After following the instruction above I can no longer login to “Free BPX Administrator” the system is running and calls are routing.

Can anyone help me get back into the Web admin page, it dose popup the login dialoge but then sits on a blank page.!!? grr


#34

Hi scottmoss. Perhaps the wrong place to post this, but I’ll respond so some of the developers will see this. Before 2.9 you could edit /etc/amportal.conf The parameter authtype could be changed from =database to =none and after an amportal restart you could get into the GUI with no password and reset you password. Then set it back to database and another amportal restart you you were back in business. Now amportal.conf says don’t edit it. So I don’t know where to change this, or if it is still possible to gain access if you have ssh or console access.

Any word from the higher ups? Thanks


#35

Can you install a wireshark in front of a reinstalled server to see the attack attempt? [might be your 5 grand answer]

Is it wise to schedule a daily yum -y update? [we need automatic updates]

How about install a FreePBX onto a public IP with no firewall.
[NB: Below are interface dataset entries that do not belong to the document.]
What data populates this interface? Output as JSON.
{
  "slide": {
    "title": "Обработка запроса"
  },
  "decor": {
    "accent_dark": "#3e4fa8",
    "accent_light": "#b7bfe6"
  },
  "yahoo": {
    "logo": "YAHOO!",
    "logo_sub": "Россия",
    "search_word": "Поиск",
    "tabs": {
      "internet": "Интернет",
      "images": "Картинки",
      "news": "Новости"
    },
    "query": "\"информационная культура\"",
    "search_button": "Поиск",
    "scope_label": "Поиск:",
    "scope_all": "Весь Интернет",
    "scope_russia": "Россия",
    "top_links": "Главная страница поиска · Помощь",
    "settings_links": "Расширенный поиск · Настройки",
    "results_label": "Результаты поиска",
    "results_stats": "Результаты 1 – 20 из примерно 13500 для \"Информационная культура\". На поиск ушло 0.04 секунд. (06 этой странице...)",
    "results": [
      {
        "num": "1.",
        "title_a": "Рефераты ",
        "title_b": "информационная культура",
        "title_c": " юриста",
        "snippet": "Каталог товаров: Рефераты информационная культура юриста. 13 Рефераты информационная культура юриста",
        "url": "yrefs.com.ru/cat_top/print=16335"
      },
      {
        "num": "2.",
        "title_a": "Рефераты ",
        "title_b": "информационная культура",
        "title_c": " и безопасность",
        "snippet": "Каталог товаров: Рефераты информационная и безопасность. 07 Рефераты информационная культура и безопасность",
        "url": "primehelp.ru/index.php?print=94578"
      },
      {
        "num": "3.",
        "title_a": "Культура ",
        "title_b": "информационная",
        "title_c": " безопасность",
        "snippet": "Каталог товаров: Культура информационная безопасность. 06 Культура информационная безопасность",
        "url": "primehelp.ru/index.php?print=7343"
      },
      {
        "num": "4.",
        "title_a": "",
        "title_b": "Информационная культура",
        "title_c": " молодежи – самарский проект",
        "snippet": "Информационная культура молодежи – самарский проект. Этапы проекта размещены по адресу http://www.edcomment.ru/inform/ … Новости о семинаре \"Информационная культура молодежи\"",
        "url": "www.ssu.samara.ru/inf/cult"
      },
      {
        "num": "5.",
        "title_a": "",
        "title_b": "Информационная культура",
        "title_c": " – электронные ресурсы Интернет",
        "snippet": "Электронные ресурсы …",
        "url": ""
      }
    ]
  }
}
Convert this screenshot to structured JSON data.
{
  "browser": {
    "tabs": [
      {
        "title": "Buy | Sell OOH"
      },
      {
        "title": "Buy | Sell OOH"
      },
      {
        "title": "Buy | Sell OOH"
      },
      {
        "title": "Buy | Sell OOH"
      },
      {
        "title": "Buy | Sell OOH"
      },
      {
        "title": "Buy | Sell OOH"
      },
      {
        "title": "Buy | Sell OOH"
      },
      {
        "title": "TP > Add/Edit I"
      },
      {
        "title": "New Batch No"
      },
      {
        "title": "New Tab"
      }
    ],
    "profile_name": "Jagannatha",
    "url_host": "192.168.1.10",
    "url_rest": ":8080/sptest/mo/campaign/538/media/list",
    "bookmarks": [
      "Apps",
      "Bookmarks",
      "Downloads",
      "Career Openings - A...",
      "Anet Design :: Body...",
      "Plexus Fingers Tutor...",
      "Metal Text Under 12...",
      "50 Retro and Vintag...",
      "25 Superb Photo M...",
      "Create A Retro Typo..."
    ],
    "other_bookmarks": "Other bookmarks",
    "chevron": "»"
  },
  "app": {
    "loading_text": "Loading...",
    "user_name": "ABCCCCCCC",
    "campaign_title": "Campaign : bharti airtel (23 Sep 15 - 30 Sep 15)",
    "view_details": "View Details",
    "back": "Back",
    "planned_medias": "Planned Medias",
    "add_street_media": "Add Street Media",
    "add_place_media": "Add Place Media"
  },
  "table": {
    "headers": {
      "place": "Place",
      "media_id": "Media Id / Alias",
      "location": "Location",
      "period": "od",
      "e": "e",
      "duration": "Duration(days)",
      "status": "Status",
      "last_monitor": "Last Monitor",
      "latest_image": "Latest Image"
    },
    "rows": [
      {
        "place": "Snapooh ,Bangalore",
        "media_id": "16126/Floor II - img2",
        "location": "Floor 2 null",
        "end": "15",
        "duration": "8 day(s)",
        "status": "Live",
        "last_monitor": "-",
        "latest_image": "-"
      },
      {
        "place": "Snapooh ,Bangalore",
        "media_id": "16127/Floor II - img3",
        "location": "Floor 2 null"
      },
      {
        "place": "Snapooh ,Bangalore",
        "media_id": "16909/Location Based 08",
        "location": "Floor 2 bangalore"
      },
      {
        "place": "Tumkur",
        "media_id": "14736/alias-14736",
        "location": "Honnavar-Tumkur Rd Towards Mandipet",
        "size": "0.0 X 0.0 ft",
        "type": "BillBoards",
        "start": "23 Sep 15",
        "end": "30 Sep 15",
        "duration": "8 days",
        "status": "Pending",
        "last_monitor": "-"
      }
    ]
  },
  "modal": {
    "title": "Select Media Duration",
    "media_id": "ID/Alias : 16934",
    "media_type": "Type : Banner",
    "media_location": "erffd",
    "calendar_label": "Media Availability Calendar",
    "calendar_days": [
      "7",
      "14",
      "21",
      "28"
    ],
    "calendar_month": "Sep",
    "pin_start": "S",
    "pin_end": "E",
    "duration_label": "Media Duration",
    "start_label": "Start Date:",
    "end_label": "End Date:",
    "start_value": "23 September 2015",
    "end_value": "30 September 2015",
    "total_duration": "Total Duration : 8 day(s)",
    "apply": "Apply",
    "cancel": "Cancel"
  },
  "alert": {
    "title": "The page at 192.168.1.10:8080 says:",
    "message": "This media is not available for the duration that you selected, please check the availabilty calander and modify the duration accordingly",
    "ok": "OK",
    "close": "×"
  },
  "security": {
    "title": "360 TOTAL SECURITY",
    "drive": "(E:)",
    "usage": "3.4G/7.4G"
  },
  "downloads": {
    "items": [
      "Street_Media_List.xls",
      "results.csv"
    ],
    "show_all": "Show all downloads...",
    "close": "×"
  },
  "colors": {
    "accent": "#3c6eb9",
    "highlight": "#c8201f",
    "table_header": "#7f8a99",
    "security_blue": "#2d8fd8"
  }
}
First, package FreePBX into an OpenVZ container ( wink, wink ). Then host it on a $10 VPS. Login every day to take a system snapshot (recursive file listing, hidden files, file sizes, ps auxw) and cron an email to yourselves which shows you diff from the day before. [maintain a honeypot for us]


(system) closed #36